__INPUT MATERIAL__

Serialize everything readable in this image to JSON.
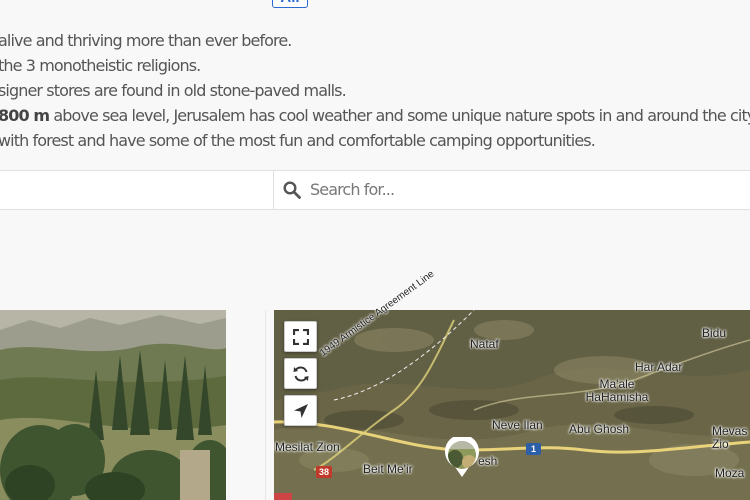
{
  "header": {
    "pill_label": "All"
  },
  "intro_lines": [
    {
      "text": "alive and thriving more than ever before."
    },
    {
      "text": "the 3 monotheistic religions."
    },
    {
      "text": "signer stores are found in old stone-paved malls."
    },
    {
      "bold": "800 m",
      "text": " above sea level, Jerusalem has cool weather and some unique nature spots in and around the city."
    },
    {
      "text": "with forest and have some of the most fun and comfortable camping opportunities."
    }
  ],
  "search": {
    "placeholder": "Search for..."
  },
  "map": {
    "labels": {
      "nataf": "Nataf",
      "bidu": "Bidu",
      "har_adar": "Har Adar",
      "maale_hahamisha": "Ma'ale HaHamisha",
      "neve_ilan": "Neve Ilan",
      "abu_ghosh": "Abu Ghosh",
      "mevaseret_zion": "Mevas Zio",
      "mesilat_zion": "Mesilat Zion",
      "beit_meir": "Beit Me'ir",
      "shoresh": "esh",
      "moza": "Moza",
      "armistice": "1949 Armistice Agreement Line",
      "road_38": "38",
      "road_1": "1"
    }
  }
}
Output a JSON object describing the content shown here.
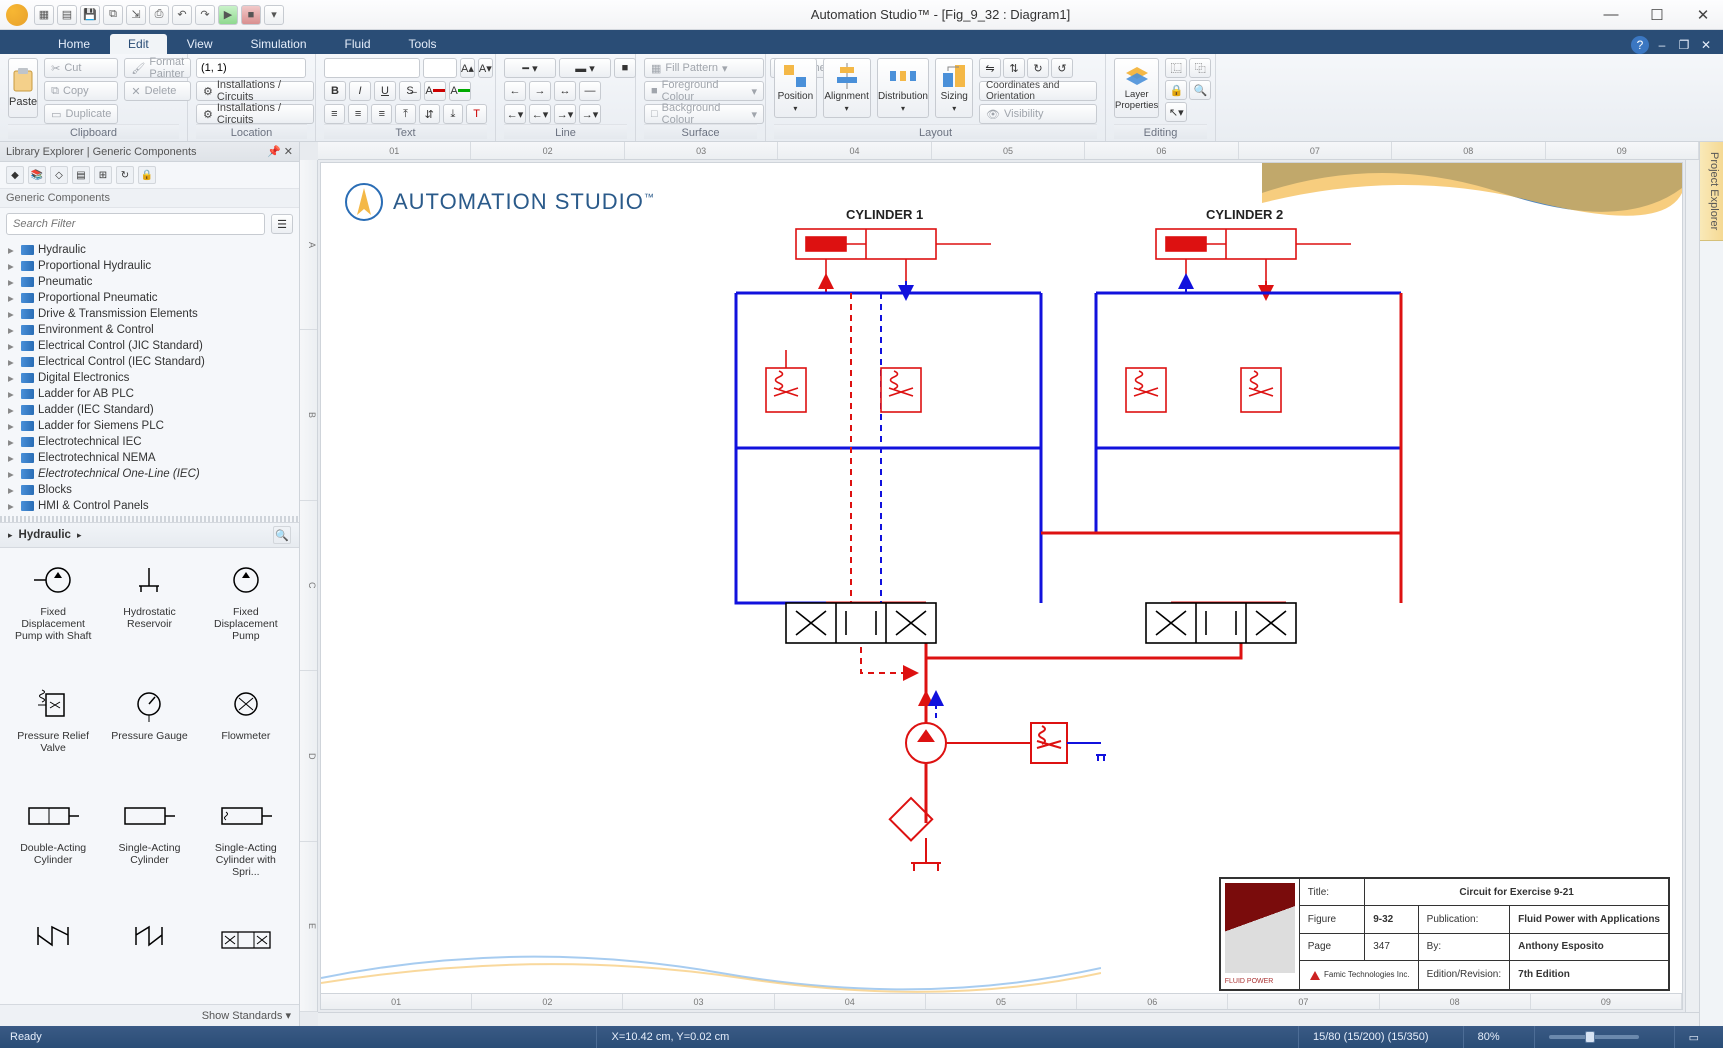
{
  "app": {
    "title": "Automation Studio™   - [Fig_9_32 : Diagram1]"
  },
  "qat_icons": [
    "new",
    "open",
    "save",
    "saveall",
    "export",
    "print",
    "undo",
    "redo",
    "play",
    "stop"
  ],
  "tabs": [
    "Home",
    "Edit",
    "View",
    "Simulation",
    "Fluid",
    "Tools"
  ],
  "active_tab": "Edit",
  "ribbon": {
    "clipboard": {
      "paste": "Paste",
      "cut": "Cut",
      "copy": "Copy",
      "delete": "Delete",
      "duplicate": "Duplicate",
      "format_painter": "Format Painter",
      "label": "Clipboard"
    },
    "location": {
      "coord": "(1, 1)",
      "inst1": "Installations / Circuits",
      "inst2": "Installations / Circuits",
      "label": "Location"
    },
    "text": {
      "label": "Text"
    },
    "line": {
      "label": "Line"
    },
    "surface": {
      "fill": "Fill Pattern",
      "fg": "Foreground Colour",
      "bg": "Background Colour",
      "outline": "Outline",
      "label": "Surface"
    },
    "layout": {
      "position": "Position",
      "alignment": "Alignment",
      "distribution": "Distribution",
      "sizing": "Sizing",
      "coords": "Coordinates and Orientation",
      "visibility": "Visibility",
      "label": "Layout"
    },
    "editing": {
      "layerprops": "Layer Properties",
      "label": "Editing"
    }
  },
  "library": {
    "panel_title": "Library Explorer | Generic Components",
    "subtitle": "Generic Components",
    "search_placeholder": "Search Filter",
    "categories": [
      "Hydraulic",
      "Proportional Hydraulic",
      "Pneumatic",
      "Proportional Pneumatic",
      "Drive & Transmission Elements",
      "Environment & Control",
      "Electrical Control (JIC Standard)",
      "Electrical Control (IEC Standard)",
      "Digital Electronics",
      "Ladder for AB PLC",
      "Ladder (IEC Standard)",
      "Ladder for Siemens PLC",
      "Electrotechnical IEC",
      "Electrotechnical NEMA",
      "Electrotechnical One-Line (IEC)",
      "Blocks",
      "HMI & Control Panels"
    ],
    "breadcrumb": "Hydraulic",
    "components": [
      "Fixed Displacement Pump with Shaft",
      "Hydrostatic Reservoir",
      "Fixed Displacement Pump",
      "Pressure Relief Valve",
      "Pressure Gauge",
      "Flowmeter",
      "Double-Acting Cylinder",
      "Single-Acting Cylinder",
      "Single-Acting Cylinder with Spri..."
    ],
    "show_standards": "Show Standards"
  },
  "canvas": {
    "logo_text": "AUTOMATION STUDIO",
    "tm": "™",
    "cyl1": "CYLINDER 1",
    "cyl2": "CYLINDER 2",
    "ruler_h": [
      "01",
      "02",
      "03",
      "04",
      "05",
      "06",
      "07",
      "08",
      "09"
    ],
    "ruler_v": [
      "A",
      "B",
      "C",
      "D",
      "E"
    ]
  },
  "titleblock": {
    "title_k": "Title:",
    "title_v": "Circuit for Exercise 9-21",
    "fig_k": "Figure",
    "fig_v": "9-32",
    "pub_k": "Publication:",
    "pub_v": "Fluid Power with Applications",
    "page_k": "Page",
    "page_v": "347",
    "by_k": "By:",
    "by_v": "Anthony Esposito",
    "ed_k": "Edition/Revision:",
    "ed_v": "7th Edition",
    "famic": "Famic Technologies Inc."
  },
  "right_panel": "Project Explorer",
  "status": {
    "ready": "Ready",
    "coords": "X=10.42 cm, Y=0.02 cm",
    "views": "15/80 (15/200) (15/350)",
    "zoom": "80%"
  }
}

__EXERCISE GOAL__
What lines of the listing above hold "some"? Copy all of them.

__ANSWER SPACE__
      "text": " above sea level, Jerusalem has cool weather and some unique nature spots in and around the city."
      "text": "with forest and have some of the most fun and comfortable camping opportunities."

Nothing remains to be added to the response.